--- RECORDED DATA Enclosed Below ---

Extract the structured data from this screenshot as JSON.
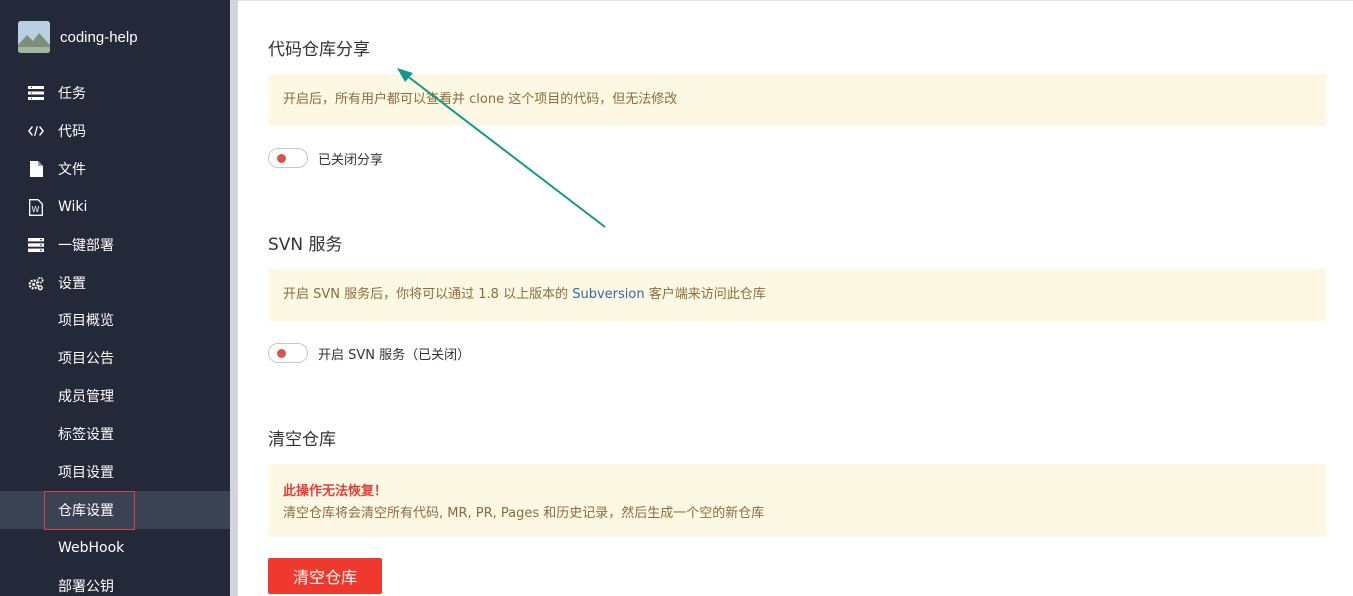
{
  "sidebar": {
    "project_name": "coding-help",
    "items": [
      {
        "label": "任务",
        "icon": "tasks-icon"
      },
      {
        "label": "代码",
        "icon": "code-icon"
      },
      {
        "label": "文件",
        "icon": "file-icon"
      },
      {
        "label": "Wiki",
        "icon": "wiki-icon"
      },
      {
        "label": "一键部署",
        "icon": "server-icon"
      },
      {
        "label": "设置",
        "icon": "gear-icon"
      }
    ],
    "sub_items": [
      {
        "label": "项目概览"
      },
      {
        "label": "项目公告"
      },
      {
        "label": "成员管理"
      },
      {
        "label": "标签设置"
      },
      {
        "label": "项目设置"
      },
      {
        "label": "仓库设置",
        "active": true
      },
      {
        "label": "WebHook"
      },
      {
        "label": "部署公钥"
      }
    ]
  },
  "sections": {
    "share": {
      "title": "代码仓库分享",
      "notice": "开启后，所有用户都可以查看并 clone 这个项目的代码，但无法修改",
      "toggle_label": "已关闭分享"
    },
    "svn": {
      "title": "SVN 服务",
      "notice_prefix": "开启 SVN 服务后，你将可以通过 1.8 以上版本的 ",
      "notice_link": "Subversion",
      "notice_suffix": " 客户端来访问此仓库",
      "toggle_label": "开启 SVN 服务（已关闭）"
    },
    "clear": {
      "title": "清空仓库",
      "warning": "此操作无法恢复！",
      "notice": "清空仓库将会清空所有代码, MR, PR, Pages 和历史记录，然后生成一个空的新仓库",
      "button_label": "清空仓库"
    }
  },
  "colors": {
    "sidebar_bg": "#24293a",
    "notice_bg": "#fcf8e3",
    "notice_text": "#8a6d3b",
    "danger": "#f0392e",
    "annotation_arrow": "#13988a"
  }
}
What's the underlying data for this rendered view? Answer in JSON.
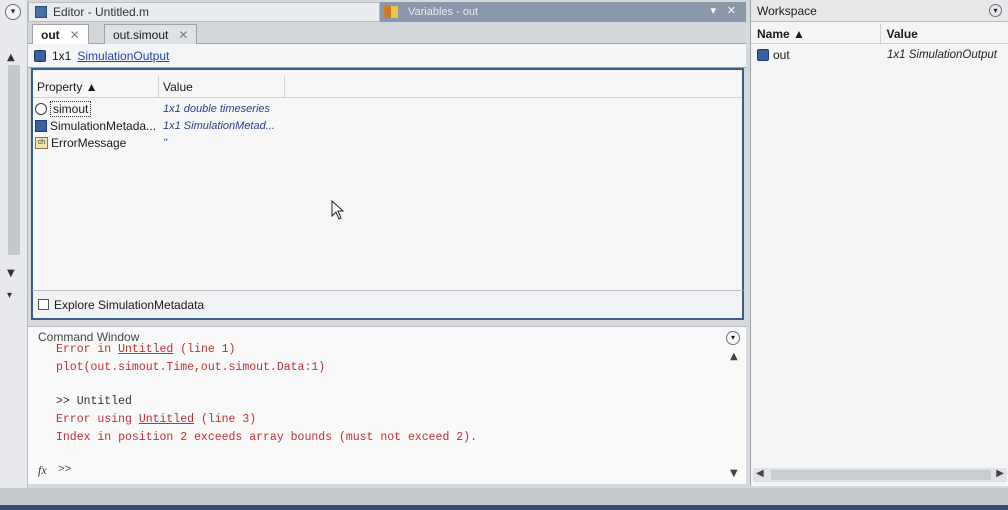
{
  "editor": {
    "title": "Editor - Untitled.m"
  },
  "variables": {
    "title": "Variables - out",
    "menu_glyph": "▾",
    "close_glyph": "✕"
  },
  "tabs": [
    {
      "label": "out",
      "close": "✕"
    },
    {
      "label": "out.simout",
      "close": "✕"
    }
  ],
  "var_header": {
    "size": "1x1",
    "class_link": "SimulationOutput"
  },
  "properties": {
    "columns": [
      "Property ▲",
      "Value"
    ],
    "rows": [
      {
        "name": "simout",
        "value": "1x1 double timeseries",
        "icon": "timeseries-icon"
      },
      {
        "name": "SimulationMetada...",
        "value": "1x1 SimulationMetad...",
        "icon": "object-icon"
      },
      {
        "name": "ErrorMessage",
        "value": "''",
        "icon": "char-array-icon"
      }
    ]
  },
  "explore": {
    "label": "Explore SimulationMetadata"
  },
  "command_window": {
    "title": "Command Window",
    "line1_prefix": "Error in ",
    "line1_link": "Untitled",
    "line1_suffix": " (line 1)",
    "line2": "plot(out.simout.Time,out.simout.Data:1)",
    "line3": ">> Untitled",
    "line4_prefix": "Error using ",
    "line4_link": "Untitled",
    "line4_suffix": " (line 3)",
    "line5": "Index in position 2 exceeds array bounds (must not exceed 2).",
    "prompt": ">>",
    "fx": "fx"
  },
  "workspace": {
    "title": "Workspace",
    "columns": [
      "Name ▲",
      "Value"
    ],
    "rows": [
      {
        "name": "out",
        "value": "1x1 SimulationOutput"
      }
    ]
  },
  "colors": {
    "accent": "#3a5d8c",
    "error": "#c03030",
    "link": "#1c45b5"
  }
}
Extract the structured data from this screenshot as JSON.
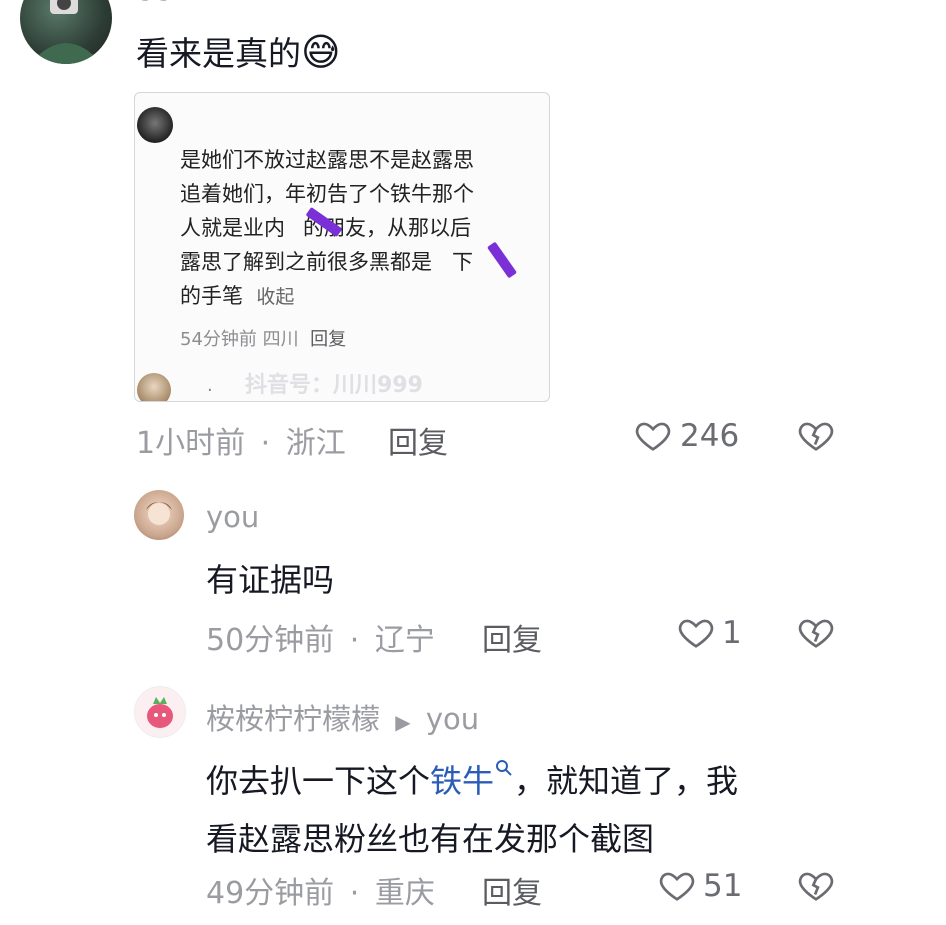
{
  "top_comment": {
    "username_partial": "t t",
    "text": "看来是真的",
    "emoji": "😅",
    "quoted_card": {
      "text_lines": [
        "是她们不放过赵露思不是赵露思",
        "追着她们，年初告了个铁牛那个",
        "人就是业内",
        "的朋友，从那以后",
        "露思了解到之前很多黑都是",
        "下",
        "的手笔"
      ],
      "collapse_label": "收起",
      "meta_time": "54分钟前",
      "meta_location": "四川",
      "meta_reply": "回复",
      "next_dot": ".",
      "watermark": "抖音号：川川999"
    },
    "time": "1小时前",
    "separator": "·",
    "location": "浙江",
    "reply": "回复",
    "likes": "246"
  },
  "reply_1": {
    "username": "you",
    "text": "有证据吗",
    "time": "50分钟前",
    "separator": "·",
    "location": "辽宁",
    "reply": "回复",
    "likes": "1"
  },
  "reply_2": {
    "username": "桉桉柠柠檬檬",
    "reply_to_arrow": "▶",
    "reply_to": "you",
    "text_before_link": "你去扒一下这个",
    "link_text": "铁牛",
    "text_after_link": "，就知道了，我",
    "text_line2": "看赵露思粉丝也有在发那个截图",
    "time": "49分钟前",
    "separator": "·",
    "location": "重庆",
    "reply": "回复",
    "likes": "51"
  },
  "colors": {
    "text": "#161823",
    "meta": "#9b9ca1",
    "link": "#2b5db8",
    "mark": "#7b2fd6"
  }
}
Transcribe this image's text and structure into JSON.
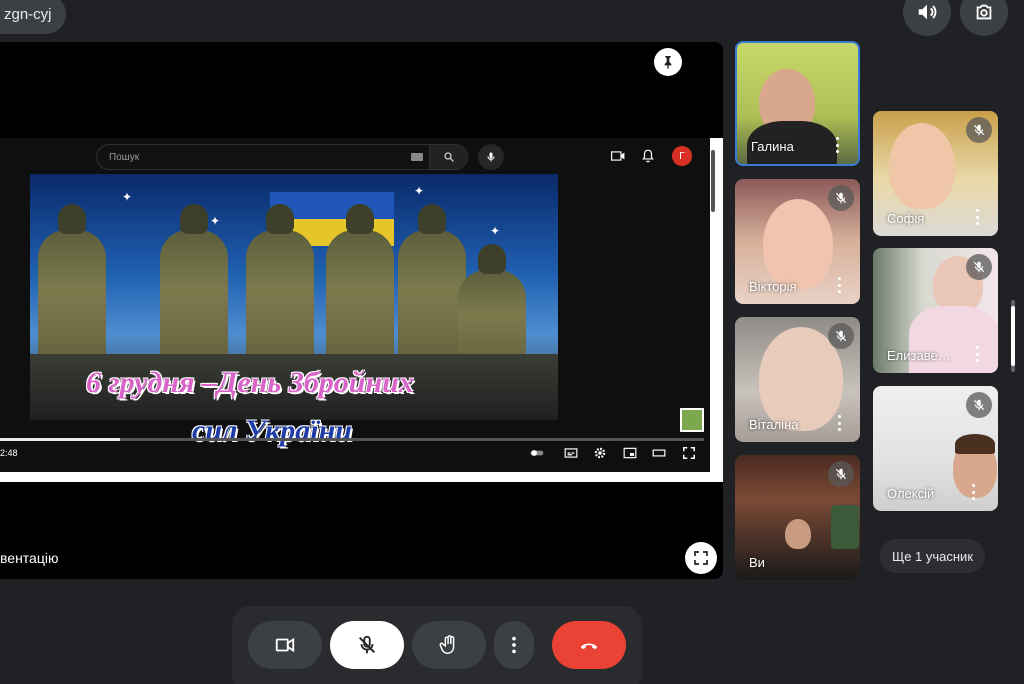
{
  "meeting": {
    "code": "zgn-cyj"
  },
  "presentation": {
    "label": "вентацію",
    "youtube": {
      "search_placeholder": "Пошук",
      "avatar_letter": "Г",
      "time": "2:48"
    },
    "video_caption_line1": "6 грудня –День Збройних",
    "video_caption_line2": "сил України",
    "progress_fraction": 0.17
  },
  "participants": [
    {
      "name": "Галина",
      "muted": false,
      "active": true
    },
    {
      "name": "Вікторія",
      "muted": true
    },
    {
      "name": "Віталіна",
      "muted": true
    },
    {
      "name": "Ви",
      "muted": true
    },
    {
      "name": "Софія",
      "muted": true
    },
    {
      "name": "Елизаве…",
      "muted": true
    },
    {
      "name": "Олексій",
      "muted": true
    }
  ],
  "more_participants_label": "Ще 1 учасник",
  "colors": {
    "background": "#202124",
    "end_call": "#ea4335",
    "active_border": "#3a7bd5"
  },
  "icons": [
    "volume-icon",
    "switch-camera-icon",
    "pin-icon",
    "camera-icon",
    "mic-off-icon",
    "raise-hand-icon",
    "more-vert-icon",
    "end-call-icon",
    "fullscreen-icon"
  ]
}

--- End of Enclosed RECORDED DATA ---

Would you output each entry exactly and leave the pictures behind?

Extract the structured data from this screenshot as JSON.
{
  "sidebar": {
    "project_name": "coding-help",
    "items": [
      {
        "label": "任务",
        "icon": "tasks-icon"
      },
      {
        "label": "代码",
        "icon": "code-icon"
      },
      {
        "label": "文件",
        "icon": "file-icon"
      },
      {
        "label": "Wiki",
        "icon": "wiki-icon"
      },
      {
        "label": "一键部署",
        "icon": "server-icon"
      },
      {
        "label": "设置",
        "icon": "gear-icon"
      }
    ],
    "sub_items": [
      {
        "label": "项目概览"
      },
      {
        "label": "项目公告"
      },
      {
        "label": "成员管理"
      },
      {
        "label": "标签设置"
      },
      {
        "label": "项目设置"
      },
      {
        "label": "仓库设置",
        "active": true
      },
      {
        "label": "WebHook"
      },
      {
        "label": "部署公钥"
      }
    ]
  },
  "sections": {
    "share": {
      "title": "代码仓库分享",
      "notice": "开启后，所有用户都可以查看并 clone 这个项目的代码，但无法修改",
      "toggle_label": "已关闭分享"
    },
    "svn": {
      "title": "SVN 服务",
      "notice_prefix": "开启 SVN 服务后，你将可以通过 1.8 以上版本的 ",
      "notice_link": "Subversion",
      "notice_suffix": " 客户端来访问此仓库",
      "toggle_label": "开启 SVN 服务（已关闭）"
    },
    "clear": {
      "title": "清空仓库",
      "warning": "此操作无法恢复！",
      "notice": "清空仓库将会清空所有代码, MR, PR, Pages 和历史记录，然后生成一个空的新仓库",
      "button_label": "清空仓库"
    }
  },
  "colors": {
    "sidebar_bg": "#24293a",
    "notice_bg": "#fcf8e3",
    "notice_text": "#8a6d3b",
    "danger": "#f0392e",
    "annotation_arrow": "#13988a"
  }
}
What's the underlying data for this rendered view? Answer in JSON.
{
  "editor": {
    "title": "Editor - Untitled.m"
  },
  "variables": {
    "title": "Variables - out",
    "menu_glyph": "▾",
    "close_glyph": "✕"
  },
  "tabs": [
    {
      "label": "out",
      "close": "✕"
    },
    {
      "label": "out.simout",
      "close": "✕"
    }
  ],
  "var_header": {
    "size": "1x1",
    "class_link": "SimulationOutput"
  },
  "properties": {
    "columns": [
      "Property ▲",
      "Value"
    ],
    "rows": [
      {
        "name": "simout",
        "value": "1x1 double timeseries",
        "icon": "timeseries-icon"
      },
      {
        "name": "SimulationMetada...",
        "value": "1x1 SimulationMetad...",
        "icon": "object-icon"
      },
      {
        "name": "ErrorMessage",
        "value": "''",
        "icon": "char-array-icon"
      }
    ]
  },
  "explore": {
    "label": "Explore SimulationMetadata"
  },
  "command_window": {
    "title": "Command Window",
    "line1_prefix": "Error in ",
    "line1_link": "Untitled",
    "line1_suffix": " (line 1)",
    "line2": "plot(out.simout.Time,out.simout.Data:1)",
    "line3": ">> Untitled",
    "line4_prefix": "Error using ",
    "line4_link": "Untitled",
    "line4_suffix": " (line 3)",
    "line5": "Index in position 2 exceeds array bounds (must not exceed 2).",
    "prompt": ">>",
    "fx": "fx"
  },
  "workspace": {
    "title": "Workspace",
    "columns": [
      "Name ▲",
      "Value"
    ],
    "rows": [
      {
        "name": "out",
        "value": "1x1 SimulationOutput"
      }
    ]
  },
  "colors": {
    "accent": "#3a5d8c",
    "error": "#c03030",
    "link": "#1c45b5"
  }
}
Extract the structured data from this screenshot as JSON.
{
  "top_comment": {
    "username_partial": "t t",
    "text": "看来是真的",
    "emoji": "😅",
    "quoted_card": {
      "text_lines": [
        "是她们不放过赵露思不是赵露思",
        "追着她们，年初告了个铁牛那个",
        "人就是业内",
        "的朋友，从那以后",
        "露思了解到之前很多黑都是",
        "下",
        "的手笔"
      ],
      "collapse_label": "收起",
      "meta_time": "54分钟前",
      "meta_location": "四川",
      "meta_reply": "回复",
      "next_dot": ".",
      "watermark": "抖音号：川川999"
    },
    "time": "1小时前",
    "separator": "·",
    "location": "浙江",
    "reply": "回复",
    "likes": "246"
  },
  "reply_1": {
    "username": "you",
    "text": "有证据吗",
    "time": "50分钟前",
    "separator": "·",
    "location": "辽宁",
    "reply": "回复",
    "likes": "1"
  },
  "reply_2": {
    "username": "桉桉柠柠檬檬",
    "reply_to_arrow": "▶",
    "reply_to": "you",
    "text_before_link": "你去扒一下这个",
    "link_text": "铁牛",
    "text_after_link": "，就知道了，我",
    "text_line2": "看赵露思粉丝也有在发那个截图",
    "time": "49分钟前",
    "separator": "·",
    "location": "重庆",
    "reply": "回复",
    "likes": "51"
  },
  "colors": {
    "text": "#161823",
    "meta": "#9b9ca1",
    "link": "#2b5db8",
    "mark": "#7b2fd6"
  }
}
Transcribe this image's text and structure into JSON.
{
  "meeting": {
    "code": "zgn-cyj"
  },
  "presentation": {
    "label": "вентацію",
    "youtube": {
      "search_placeholder": "Пошук",
      "avatar_letter": "Г",
      "time": "2:48"
    },
    "video_caption_line1": "6 грудня –День Збройних",
    "video_caption_line2": "сил України",
    "progress_fraction": 0.17
  },
  "participants": [
    {
      "name": "Галина",
      "muted": false,
      "active": true
    },
    {
      "name": "Вікторія",
      "muted": true
    },
    {
      "name": "Віталіна",
      "muted": true
    },
    {
      "name": "Ви",
      "muted": true
    },
    {
      "name": "Софія",
      "muted": true
    },
    {
      "name": "Елизаве…",
      "muted": true
    },
    {
      "name": "Олексій",
      "muted": true
    }
  ],
  "more_participants_label": "Ще 1 учасник",
  "colors": {
    "background": "#202124",
    "end_call": "#ea4335",
    "active_border": "#3a7bd5"
  },
  "icons": [
    "volume-icon",
    "switch-camera-icon",
    "pin-icon",
    "camera-icon",
    "mic-off-icon",
    "raise-hand-icon",
    "more-vert-icon",
    "end-call-icon",
    "fullscreen-icon"
  ]
}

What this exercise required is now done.